== Segment start ==

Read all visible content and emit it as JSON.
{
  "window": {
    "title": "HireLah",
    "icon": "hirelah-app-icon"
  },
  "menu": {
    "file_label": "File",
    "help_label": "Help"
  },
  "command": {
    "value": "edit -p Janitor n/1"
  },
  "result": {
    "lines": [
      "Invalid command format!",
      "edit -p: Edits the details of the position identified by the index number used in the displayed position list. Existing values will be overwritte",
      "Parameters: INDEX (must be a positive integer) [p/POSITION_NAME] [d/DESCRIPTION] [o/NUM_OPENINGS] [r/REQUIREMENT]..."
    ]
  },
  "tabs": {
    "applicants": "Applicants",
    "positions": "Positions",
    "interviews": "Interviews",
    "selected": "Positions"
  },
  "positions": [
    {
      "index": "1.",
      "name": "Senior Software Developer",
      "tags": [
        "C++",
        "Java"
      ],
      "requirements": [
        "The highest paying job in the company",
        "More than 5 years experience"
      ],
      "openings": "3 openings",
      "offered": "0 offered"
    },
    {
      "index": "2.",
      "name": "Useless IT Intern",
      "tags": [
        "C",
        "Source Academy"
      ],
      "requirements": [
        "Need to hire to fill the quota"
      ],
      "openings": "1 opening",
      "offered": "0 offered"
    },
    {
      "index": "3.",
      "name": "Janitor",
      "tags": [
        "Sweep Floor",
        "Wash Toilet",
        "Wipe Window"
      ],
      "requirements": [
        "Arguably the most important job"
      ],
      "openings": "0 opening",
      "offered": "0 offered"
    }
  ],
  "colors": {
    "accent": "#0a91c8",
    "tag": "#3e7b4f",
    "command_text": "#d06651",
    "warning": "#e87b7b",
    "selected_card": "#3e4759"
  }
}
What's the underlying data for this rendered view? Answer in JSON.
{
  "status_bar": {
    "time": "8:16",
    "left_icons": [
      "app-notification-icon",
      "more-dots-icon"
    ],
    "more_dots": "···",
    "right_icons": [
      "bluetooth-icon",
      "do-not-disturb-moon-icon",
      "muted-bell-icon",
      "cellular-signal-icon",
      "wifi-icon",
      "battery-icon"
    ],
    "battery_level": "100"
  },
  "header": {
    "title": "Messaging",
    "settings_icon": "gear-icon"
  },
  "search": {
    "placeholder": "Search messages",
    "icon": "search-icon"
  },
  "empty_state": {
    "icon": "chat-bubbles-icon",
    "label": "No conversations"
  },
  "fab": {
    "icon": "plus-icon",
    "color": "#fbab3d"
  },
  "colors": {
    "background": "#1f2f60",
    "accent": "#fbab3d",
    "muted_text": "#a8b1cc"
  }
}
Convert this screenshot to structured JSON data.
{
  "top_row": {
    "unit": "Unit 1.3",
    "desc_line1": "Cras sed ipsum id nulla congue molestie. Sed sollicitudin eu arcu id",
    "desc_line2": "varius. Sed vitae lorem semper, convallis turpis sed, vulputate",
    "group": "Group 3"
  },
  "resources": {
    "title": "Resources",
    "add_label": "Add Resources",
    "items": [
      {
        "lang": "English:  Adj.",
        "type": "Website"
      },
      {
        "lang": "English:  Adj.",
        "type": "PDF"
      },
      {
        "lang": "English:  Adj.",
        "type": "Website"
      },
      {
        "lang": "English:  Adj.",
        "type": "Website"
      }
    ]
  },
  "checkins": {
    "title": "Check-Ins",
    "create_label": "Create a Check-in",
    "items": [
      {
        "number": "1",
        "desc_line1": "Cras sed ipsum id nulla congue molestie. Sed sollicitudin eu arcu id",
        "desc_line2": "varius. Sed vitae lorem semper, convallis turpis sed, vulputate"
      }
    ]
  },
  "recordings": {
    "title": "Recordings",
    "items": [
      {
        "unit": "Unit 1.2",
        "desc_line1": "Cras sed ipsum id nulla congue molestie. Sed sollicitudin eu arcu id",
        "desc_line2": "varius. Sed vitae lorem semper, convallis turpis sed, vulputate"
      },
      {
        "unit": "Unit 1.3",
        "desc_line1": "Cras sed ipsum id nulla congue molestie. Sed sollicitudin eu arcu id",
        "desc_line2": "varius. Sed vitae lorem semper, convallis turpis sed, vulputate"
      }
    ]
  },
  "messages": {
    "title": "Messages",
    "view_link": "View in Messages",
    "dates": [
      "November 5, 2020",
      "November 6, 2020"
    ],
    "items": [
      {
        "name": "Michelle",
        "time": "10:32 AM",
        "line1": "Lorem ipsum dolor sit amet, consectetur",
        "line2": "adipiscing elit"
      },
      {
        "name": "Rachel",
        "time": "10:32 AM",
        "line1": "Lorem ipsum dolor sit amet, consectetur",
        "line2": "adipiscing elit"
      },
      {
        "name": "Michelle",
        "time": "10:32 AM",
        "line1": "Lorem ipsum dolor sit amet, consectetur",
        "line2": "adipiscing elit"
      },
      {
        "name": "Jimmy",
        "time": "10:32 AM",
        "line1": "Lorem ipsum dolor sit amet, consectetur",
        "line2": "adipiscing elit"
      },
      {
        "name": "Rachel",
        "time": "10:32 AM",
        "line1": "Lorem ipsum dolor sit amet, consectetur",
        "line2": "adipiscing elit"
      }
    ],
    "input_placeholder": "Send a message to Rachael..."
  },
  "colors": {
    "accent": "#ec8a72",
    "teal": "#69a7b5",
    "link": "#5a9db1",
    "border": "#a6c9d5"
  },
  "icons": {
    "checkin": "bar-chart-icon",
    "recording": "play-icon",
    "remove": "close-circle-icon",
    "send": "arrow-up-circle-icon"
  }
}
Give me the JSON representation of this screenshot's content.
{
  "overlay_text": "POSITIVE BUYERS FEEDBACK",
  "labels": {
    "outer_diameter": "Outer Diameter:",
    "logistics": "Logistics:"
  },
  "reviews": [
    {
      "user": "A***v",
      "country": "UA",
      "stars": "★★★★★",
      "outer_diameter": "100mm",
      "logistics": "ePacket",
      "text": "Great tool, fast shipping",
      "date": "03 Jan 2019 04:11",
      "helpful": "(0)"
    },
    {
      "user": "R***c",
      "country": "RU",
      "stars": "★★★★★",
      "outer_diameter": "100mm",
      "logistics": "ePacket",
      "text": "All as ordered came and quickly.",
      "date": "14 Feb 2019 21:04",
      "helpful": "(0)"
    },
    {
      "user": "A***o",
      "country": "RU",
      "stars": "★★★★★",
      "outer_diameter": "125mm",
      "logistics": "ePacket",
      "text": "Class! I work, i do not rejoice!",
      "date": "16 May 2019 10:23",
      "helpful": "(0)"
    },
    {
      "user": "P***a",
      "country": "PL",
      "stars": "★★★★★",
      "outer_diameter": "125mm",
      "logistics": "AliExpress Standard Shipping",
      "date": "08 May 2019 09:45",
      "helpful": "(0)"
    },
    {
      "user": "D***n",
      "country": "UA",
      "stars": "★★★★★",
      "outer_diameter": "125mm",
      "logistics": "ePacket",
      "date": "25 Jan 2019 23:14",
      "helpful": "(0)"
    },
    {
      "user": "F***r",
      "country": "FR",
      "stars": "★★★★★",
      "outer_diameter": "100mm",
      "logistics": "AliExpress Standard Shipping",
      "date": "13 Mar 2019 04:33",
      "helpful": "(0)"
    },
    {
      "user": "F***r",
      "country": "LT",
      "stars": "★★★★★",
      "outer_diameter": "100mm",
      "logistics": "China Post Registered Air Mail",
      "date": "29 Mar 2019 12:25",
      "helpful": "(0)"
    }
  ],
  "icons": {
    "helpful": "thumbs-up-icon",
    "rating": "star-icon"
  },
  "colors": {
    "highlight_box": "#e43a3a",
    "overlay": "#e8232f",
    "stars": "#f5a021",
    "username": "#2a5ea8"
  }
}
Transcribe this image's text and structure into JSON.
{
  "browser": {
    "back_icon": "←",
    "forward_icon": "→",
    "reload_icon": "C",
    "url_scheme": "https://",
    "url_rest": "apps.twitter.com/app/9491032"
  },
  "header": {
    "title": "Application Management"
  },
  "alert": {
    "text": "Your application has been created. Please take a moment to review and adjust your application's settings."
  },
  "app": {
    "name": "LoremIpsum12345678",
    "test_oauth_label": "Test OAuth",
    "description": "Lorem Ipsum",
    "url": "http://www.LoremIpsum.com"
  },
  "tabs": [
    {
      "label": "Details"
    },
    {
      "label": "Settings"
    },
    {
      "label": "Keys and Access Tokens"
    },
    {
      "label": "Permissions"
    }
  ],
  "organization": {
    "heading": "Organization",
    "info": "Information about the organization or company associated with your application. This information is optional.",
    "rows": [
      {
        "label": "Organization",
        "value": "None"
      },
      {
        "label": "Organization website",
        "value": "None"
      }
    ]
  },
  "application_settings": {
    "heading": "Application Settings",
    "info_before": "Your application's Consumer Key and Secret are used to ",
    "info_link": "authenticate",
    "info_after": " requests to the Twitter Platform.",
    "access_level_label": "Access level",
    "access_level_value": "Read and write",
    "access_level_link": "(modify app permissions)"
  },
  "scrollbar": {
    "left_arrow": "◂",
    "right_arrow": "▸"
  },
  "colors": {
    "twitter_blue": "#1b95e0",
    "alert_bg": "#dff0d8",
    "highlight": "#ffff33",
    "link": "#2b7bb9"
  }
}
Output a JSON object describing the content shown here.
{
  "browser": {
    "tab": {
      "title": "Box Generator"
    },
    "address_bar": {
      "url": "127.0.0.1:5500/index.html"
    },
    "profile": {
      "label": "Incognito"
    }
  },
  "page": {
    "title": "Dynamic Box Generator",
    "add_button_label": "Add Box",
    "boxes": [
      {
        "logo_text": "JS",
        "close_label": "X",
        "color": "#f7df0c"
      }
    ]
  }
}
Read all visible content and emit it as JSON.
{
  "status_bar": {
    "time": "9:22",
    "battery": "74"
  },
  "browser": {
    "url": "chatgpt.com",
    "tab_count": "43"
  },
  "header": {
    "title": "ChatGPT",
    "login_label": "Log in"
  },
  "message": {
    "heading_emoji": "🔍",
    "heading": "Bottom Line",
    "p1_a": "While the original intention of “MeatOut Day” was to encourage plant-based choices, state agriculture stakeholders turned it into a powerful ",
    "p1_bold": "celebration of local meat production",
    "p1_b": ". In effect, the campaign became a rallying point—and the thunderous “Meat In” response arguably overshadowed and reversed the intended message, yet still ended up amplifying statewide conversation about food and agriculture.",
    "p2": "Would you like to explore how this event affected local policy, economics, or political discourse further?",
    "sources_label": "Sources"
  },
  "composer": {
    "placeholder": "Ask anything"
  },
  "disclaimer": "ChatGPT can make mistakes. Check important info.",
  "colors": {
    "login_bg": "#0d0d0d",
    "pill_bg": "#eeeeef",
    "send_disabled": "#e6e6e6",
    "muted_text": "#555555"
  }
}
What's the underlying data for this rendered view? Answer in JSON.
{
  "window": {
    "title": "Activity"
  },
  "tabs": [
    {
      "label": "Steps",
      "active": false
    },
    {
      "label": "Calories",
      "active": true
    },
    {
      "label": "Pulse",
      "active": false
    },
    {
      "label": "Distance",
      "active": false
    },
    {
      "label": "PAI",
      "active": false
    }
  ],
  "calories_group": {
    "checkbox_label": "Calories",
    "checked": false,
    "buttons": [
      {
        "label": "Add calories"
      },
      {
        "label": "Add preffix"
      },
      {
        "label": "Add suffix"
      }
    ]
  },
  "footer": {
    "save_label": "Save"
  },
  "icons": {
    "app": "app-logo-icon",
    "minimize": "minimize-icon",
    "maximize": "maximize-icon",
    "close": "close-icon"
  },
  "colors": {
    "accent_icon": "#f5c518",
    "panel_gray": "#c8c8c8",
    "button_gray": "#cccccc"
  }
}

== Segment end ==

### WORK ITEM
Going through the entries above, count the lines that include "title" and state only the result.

### SOLUTION FOR THIS EXERCISE
11